In a curious parallel, Aston Martin launched its Toyota-based Cygnet at the same show. It wasn’t received quite so well, but interestingly, both sold new for around £30k – and a decade later, you’ll still pay similar money for both.
2017 McLaren 720S
McLaren launched its first car since the F1 in 2011. The MP4-12C was an impressive, if not particularly emotive car – and yet just six short years later, the 2017 Geneva show saw the debut of one of the most spectacular modern supercars to emerge from any company.
With headlights like eye sockets the car’s styling wasn’t universally popular, but otherwise the 720S was a true beauty and its 710bhp, 4-litre twin-turbocharged V8 certainly had numbers in its favour.
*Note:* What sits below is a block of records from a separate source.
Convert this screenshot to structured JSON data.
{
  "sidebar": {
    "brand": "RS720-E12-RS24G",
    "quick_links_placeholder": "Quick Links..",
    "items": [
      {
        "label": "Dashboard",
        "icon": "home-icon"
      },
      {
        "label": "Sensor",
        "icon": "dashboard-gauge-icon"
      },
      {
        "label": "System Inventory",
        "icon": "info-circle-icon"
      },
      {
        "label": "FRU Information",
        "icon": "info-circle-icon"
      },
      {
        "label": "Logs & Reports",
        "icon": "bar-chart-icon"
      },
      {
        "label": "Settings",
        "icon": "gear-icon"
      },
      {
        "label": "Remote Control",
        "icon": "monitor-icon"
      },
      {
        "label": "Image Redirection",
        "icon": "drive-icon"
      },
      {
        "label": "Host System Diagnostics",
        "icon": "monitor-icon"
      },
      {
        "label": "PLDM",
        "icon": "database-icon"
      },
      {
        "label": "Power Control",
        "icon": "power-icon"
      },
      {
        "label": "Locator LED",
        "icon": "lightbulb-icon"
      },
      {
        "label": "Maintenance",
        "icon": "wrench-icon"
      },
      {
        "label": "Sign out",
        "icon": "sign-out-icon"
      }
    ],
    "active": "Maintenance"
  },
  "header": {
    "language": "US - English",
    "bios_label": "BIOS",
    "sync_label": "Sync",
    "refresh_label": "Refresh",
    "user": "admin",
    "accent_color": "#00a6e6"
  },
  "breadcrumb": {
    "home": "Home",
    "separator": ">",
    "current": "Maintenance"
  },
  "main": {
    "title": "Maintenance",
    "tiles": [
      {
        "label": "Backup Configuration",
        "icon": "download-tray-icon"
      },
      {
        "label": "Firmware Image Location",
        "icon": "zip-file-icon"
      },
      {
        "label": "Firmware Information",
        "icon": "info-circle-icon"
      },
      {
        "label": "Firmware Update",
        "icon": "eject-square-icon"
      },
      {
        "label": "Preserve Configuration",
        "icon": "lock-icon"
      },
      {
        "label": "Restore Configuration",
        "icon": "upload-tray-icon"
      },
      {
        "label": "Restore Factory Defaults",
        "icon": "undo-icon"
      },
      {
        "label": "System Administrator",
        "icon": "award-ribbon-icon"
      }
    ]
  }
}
As it turns out, the 720S was spectacular on the road too – there’s an argument to be made that even the latest Ferraris and Lamborghinis haven’t quite surpassed it in some areas – and more remarkably still, McLaren has advanced even further in the four years since.
2018 Jaguar I-Pace
Jaguar’s reveal of the all-electric I-Pace at the 2018 Geneva motor show has taken on extra significance with the recent news that the brand aims to go fully-electric in the coming years. The I-Pace is no longer just a competitive luxury EV, but the progenitor of Jaguar’s future direction.
Like others on this list though, it’s also a genuinely good car, still taking the occasional group test victory and – in the right specification at least – looking striking in a way few other electric cars have quite managed. It drives like a Jag too, but whether buyers in a few decades will view it as fondly as a classic XJ remains to be answered.